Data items
########################################
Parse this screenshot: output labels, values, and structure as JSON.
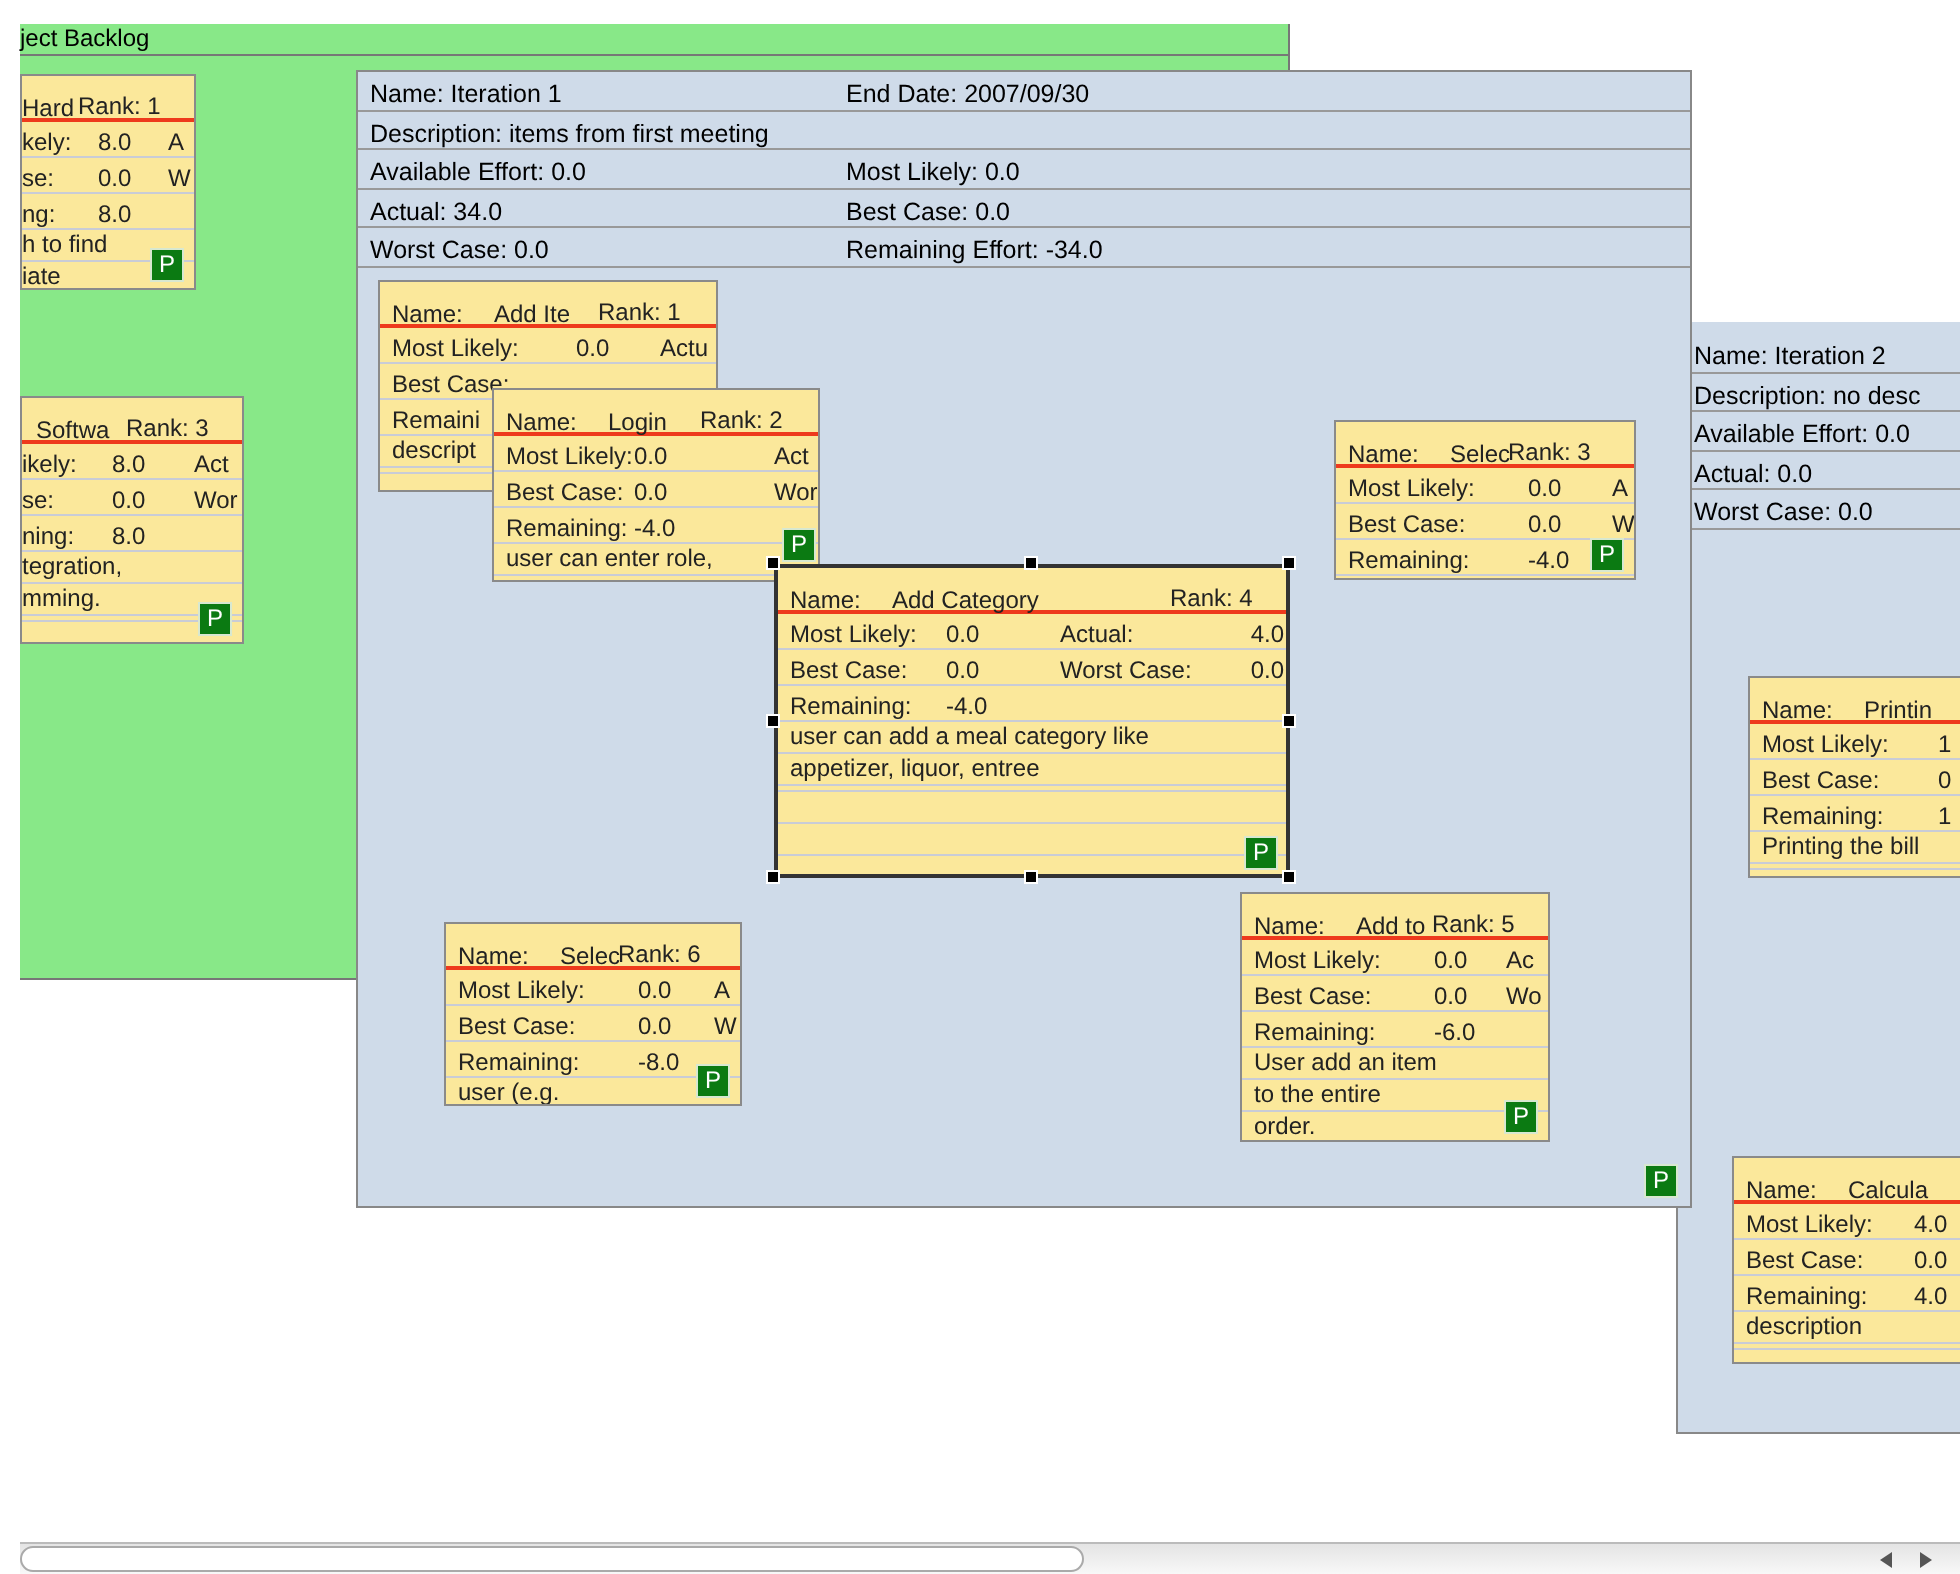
{
  "windows": [
    {
      "kind": "backlog",
      "title": "ject Backlog",
      "cards": [
        {
          "name": "Hard",
          "rank": "Rank: 1",
          "rows": [
            [
              "kely:",
              "8.0",
              "A"
            ],
            [
              "se:",
              "0.0",
              "W"
            ],
            [
              "ng:",
              "8.0"
            ]
          ],
          "description": [
            "h to find",
            "iate"
          ],
          "badge": "P",
          "selected": false
        },
        {
          "name": "Softwa",
          "rank": "Rank: 3",
          "rows": [
            [
              "ikely:",
              "8.0",
              "Act"
            ],
            [
              "se:",
              "0.0",
              "Wor"
            ],
            [
              "ning:",
              "8.0"
            ]
          ],
          "description": [
            "tegration,",
            "mming."
          ],
          "badge": "P",
          "selected": false
        }
      ]
    },
    {
      "kind": "iteration",
      "header_rows": [
        [
          "Name: Iteration 2"
        ],
        [
          "Description: no desc"
        ],
        [
          "Available Effort: 0.0"
        ],
        [
          "Actual: 0.0"
        ],
        [
          "Worst Case: 0.0"
        ]
      ],
      "cards": [
        {
          "name_label": "Name:",
          "name": "Printin",
          "rows": [
            [
              "Most Likely:",
              "1"
            ],
            [
              "Best Case:",
              "0"
            ],
            [
              "Remaining:",
              "1"
            ]
          ],
          "description": [
            "Printing the bill"
          ],
          "selected": false
        },
        {
          "name_label": "Name:",
          "name": "Calcula",
          "rows": [
            [
              "Most Likely:",
              "4.0"
            ],
            [
              "Best Case:",
              "0.0"
            ],
            [
              "Remaining:",
              "4.0"
            ]
          ],
          "description": [
            "description"
          ],
          "selected": false
        }
      ]
    },
    {
      "kind": "iteration",
      "header_rows": [
        [
          "Name: Iteration 1",
          "End Date: 2007/09/30"
        ],
        [
          "Description: items from first meeting"
        ],
        [
          "Available Effort: 0.0",
          "Most Likely: 0.0"
        ],
        [
          "Actual: 34.0",
          "Best Case: 0.0"
        ],
        [
          "Worst Case: 0.0",
          "Remaining Effort: -34.0"
        ]
      ],
      "badge": "P",
      "cards": [
        {
          "name_label": "Name:",
          "name": "Add Ite",
          "rank": "Rank: 1",
          "rows": [
            [
              "Most Likely:",
              "0.0",
              "Actu"
            ],
            [
              "Best Case:"
            ],
            [
              "Remaini"
            ]
          ],
          "description": [
            "descript"
          ],
          "selected": false
        },
        {
          "name_label": "Name:",
          "name": "Login",
          "rank": "Rank: 2",
          "rows": [
            [
              "Most Likely:",
              "0.0",
              "Act"
            ],
            [
              "Best Case:",
              "0.0",
              "Wor"
            ],
            [
              "Remaining:",
              "-4.0"
            ]
          ],
          "description": [
            "user can enter role,"
          ],
          "badge": "P",
          "selected": false
        },
        {
          "name_label": "Name:",
          "name": "Add Category",
          "rank": "Rank: 4",
          "rows": [
            [
              "Most Likely:",
              "0.0",
              "Actual:",
              "4.0"
            ],
            [
              "Best Case:",
              "0.0",
              "Worst Case:",
              "0.0"
            ],
            [
              "Remaining:",
              "-4.0"
            ]
          ],
          "description": [
            "user can add a meal category like",
            "appetizer, liquor, entree"
          ],
          "badge": "P",
          "selected": true
        },
        {
          "name_label": "Name:",
          "name": "Selec",
          "rank": "Rank: 3",
          "rows": [
            [
              "Most Likely:",
              "0.0",
              "A"
            ],
            [
              "Best Case:",
              "0.0",
              "W"
            ],
            [
              "Remaining:",
              "-4.0"
            ]
          ],
          "badge": "P",
          "selected": false
        },
        {
          "name_label": "Name:",
          "name": "Selec",
          "rank": "Rank: 6",
          "rows": [
            [
              "Most Likely:",
              "0.0",
              "A"
            ],
            [
              "Best Case:",
              "0.0",
              "W"
            ],
            [
              "Remaining:",
              "-8.0"
            ]
          ],
          "description": [
            "user (e.g."
          ],
          "badge": "P",
          "selected": false
        },
        {
          "name_label": "Name:",
          "name": "Add to",
          "rank": "Rank: 5",
          "rows": [
            [
              "Most Likely:",
              "0.0",
              "Ac"
            ],
            [
              "Best Case:",
              "0.0",
              "Wo"
            ],
            [
              "Remaining:",
              "-6.0"
            ]
          ],
          "description": [
            "User add an item",
            "to the entire",
            "order."
          ],
          "badge": "P",
          "selected": false
        }
      ]
    }
  ]
}
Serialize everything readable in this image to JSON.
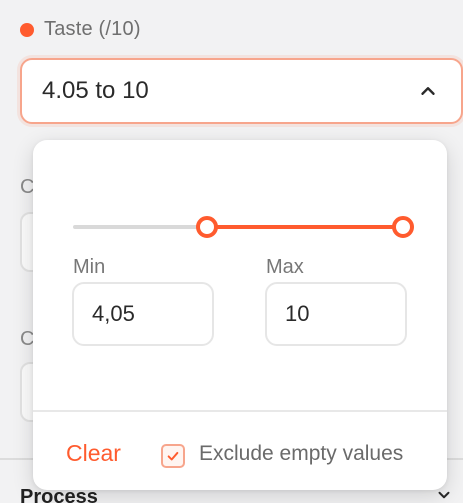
{
  "colors": {
    "accent": "#ff5b2e",
    "accent_soft": "#f7a58c"
  },
  "filter": {
    "title": "Taste (/10)",
    "range_text": "4.05 to 10",
    "range": {
      "min": 4.05,
      "max": 10,
      "scale_min": 0,
      "scale_max": 10
    }
  },
  "popover": {
    "min_label": "Min",
    "max_label": "Max",
    "min_value": "4,05",
    "max_value": "10",
    "clear_label": "Clear",
    "exclude_label": "Exclude empty values",
    "exclude_checked": true
  },
  "background": {
    "peek_label_1": "C",
    "peek_label_2": "C",
    "bottom_label": "Process"
  }
}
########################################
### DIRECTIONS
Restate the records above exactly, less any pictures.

### RESPONSE
Parse this screenshot: output labels, values, and structure as JSON.
{
  "windows": [
    {
      "kind": "backlog",
      "title": "ject Backlog",
      "cards": [
        {
          "name": "Hard",
          "rank": "Rank: 1",
          "rows": [
            [
              "kely:",
              "8.0",
              "A"
            ],
            [
              "se:",
              "0.0",
              "W"
            ],
            [
              "ng:",
              "8.0"
            ]
          ],
          "description": [
            "h to find",
            "iate"
          ],
          "badge": "P",
          "selected": false
        },
        {
          "name": "Softwa",
          "rank": "Rank: 3",
          "rows": [
            [
              "ikely:",
              "8.0",
              "Act"
            ],
            [
              "se:",
              "0.0",
              "Wor"
            ],
            [
              "ning:",
              "8.0"
            ]
          ],
          "description": [
            "tegration,",
            "mming."
          ],
          "badge": "P",
          "selected": false
        }
      ]
    },
    {
      "kind": "iteration",
      "header_rows": [
        [
          "Name: Iteration 2"
        ],
        [
          "Description: no desc"
        ],
        [
          "Available Effort: 0.0"
        ],
        [
          "Actual: 0.0"
        ],
        [
          "Worst Case: 0.0"
        ]
      ],
      "cards": [
        {
          "name_label": "Name:",
          "name": "Printin",
          "rows": [
            [
              "Most Likely:",
              "1"
            ],
            [
              "Best Case:",
              "0"
            ],
            [
              "Remaining:",
              "1"
            ]
          ],
          "description": [
            "Printing the bill"
          ],
          "selected": false
        },
        {
          "name_label": "Name:",
          "name": "Calcula",
          "rows": [
            [
              "Most Likely:",
              "4.0"
            ],
            [
              "Best Case:",
              "0.0"
            ],
            [
              "Remaining:",
              "4.0"
            ]
          ],
          "description": [
            "description"
          ],
          "selected": false
        }
      ]
    },
    {
      "kind": "iteration",
      "header_rows": [
        [
          "Name: Iteration 1",
          "End Date: 2007/09/30"
        ],
        [
          "Description: items from first meeting"
        ],
        [
          "Available Effort: 0.0",
          "Most Likely: 0.0"
        ],
        [
          "Actual: 34.0",
          "Best Case: 0.0"
        ],
        [
          "Worst Case: 0.0",
          "Remaining Effort: -34.0"
        ]
      ],
      "badge": "P",
      "cards": [
        {
          "name_label": "Name:",
          "name": "Add Ite",
          "rank": "Rank: 1",
          "rows": [
            [
              "Most Likely:",
              "0.0",
              "Actu"
            ],
            [
              "Best Case:"
            ],
            [
              "Remaini"
            ]
          ],
          "description": [
            "descript"
          ],
          "selected": false
        },
        {
          "name_label": "Name:",
          "name": "Login",
          "rank": "Rank: 2",
          "rows": [
            [
              "Most Likely:",
              "0.0",
              "Act"
            ],
            [
              "Best Case:",
              "0.0",
              "Wor"
            ],
            [
              "Remaining:",
              "-4.0"
            ]
          ],
          "description": [
            "user can enter role,"
          ],
          "badge": "P",
          "selected": false
        },
        {
          "name_label": "Name:",
          "name": "Add Category",
          "rank": "Rank: 4",
          "rows": [
            [
              "Most Likely:",
              "0.0",
              "Actual:",
              "4.0"
            ],
            [
              "Best Case:",
              "0.0",
              "Worst Case:",
              "0.0"
            ],
            [
              "Remaining:",
              "-4.0"
            ]
          ],
          "description": [
            "user can add a meal category like",
            "appetizer, liquor, entree"
          ],
          "badge": "P",
          "selected": true
        },
        {
          "name_label": "Name:",
          "name": "Selec",
          "rank": "Rank: 3",
          "rows": [
            [
              "Most Likely:",
              "0.0",
              "A"
            ],
            [
              "Best Case:",
              "0.0",
              "W"
            ],
            [
              "Remaining:",
              "-4.0"
            ]
          ],
          "badge": "P",
          "selected": false
        },
        {
          "name_label": "Name:",
          "name": "Selec",
          "rank": "Rank: 6",
          "rows": [
            [
              "Most Likely:",
              "0.0",
              "A"
            ],
            [
              "Best Case:",
              "0.0",
              "W"
            ],
            [
              "Remaining:",
              "-8.0"
            ]
          ],
          "description": [
            "user (e.g."
          ],
          "badge": "P",
          "selected": false
        },
        {
          "name_label": "Name:",
          "name": "Add to",
          "rank": "Rank: 5",
          "rows": [
            [
              "Most Likely:",
              "0.0",
              "Ac"
            ],
            [
              "Best Case:",
              "0.0",
              "Wo"
            ],
            [
              "Remaining:",
              "-6.0"
            ]
          ],
          "description": [
            "User add an item",
            "to the entire",
            "order."
          ],
          "badge": "P",
          "selected": false
        }
      ]
    }
  ]
}
Serialize everything readable in this image to JSON.
{
  "colors": {
    "accent": "#ff5b2e",
    "accent_soft": "#f7a58c"
  },
  "filter": {
    "title": "Taste (/10)",
    "range_text": "4.05 to 10",
    "range": {
      "min": 4.05,
      "max": 10,
      "scale_min": 0,
      "scale_max": 10
    }
  },
  "popover": {
    "min_label": "Min",
    "max_label": "Max",
    "min_value": "4,05",
    "max_value": "10",
    "clear_label": "Clear",
    "exclude_label": "Exclude empty values",
    "exclude_checked": true
  },
  "background": {
    "peek_label_1": "C",
    "peek_label_2": "C",
    "bottom_label": "Process"
  }
}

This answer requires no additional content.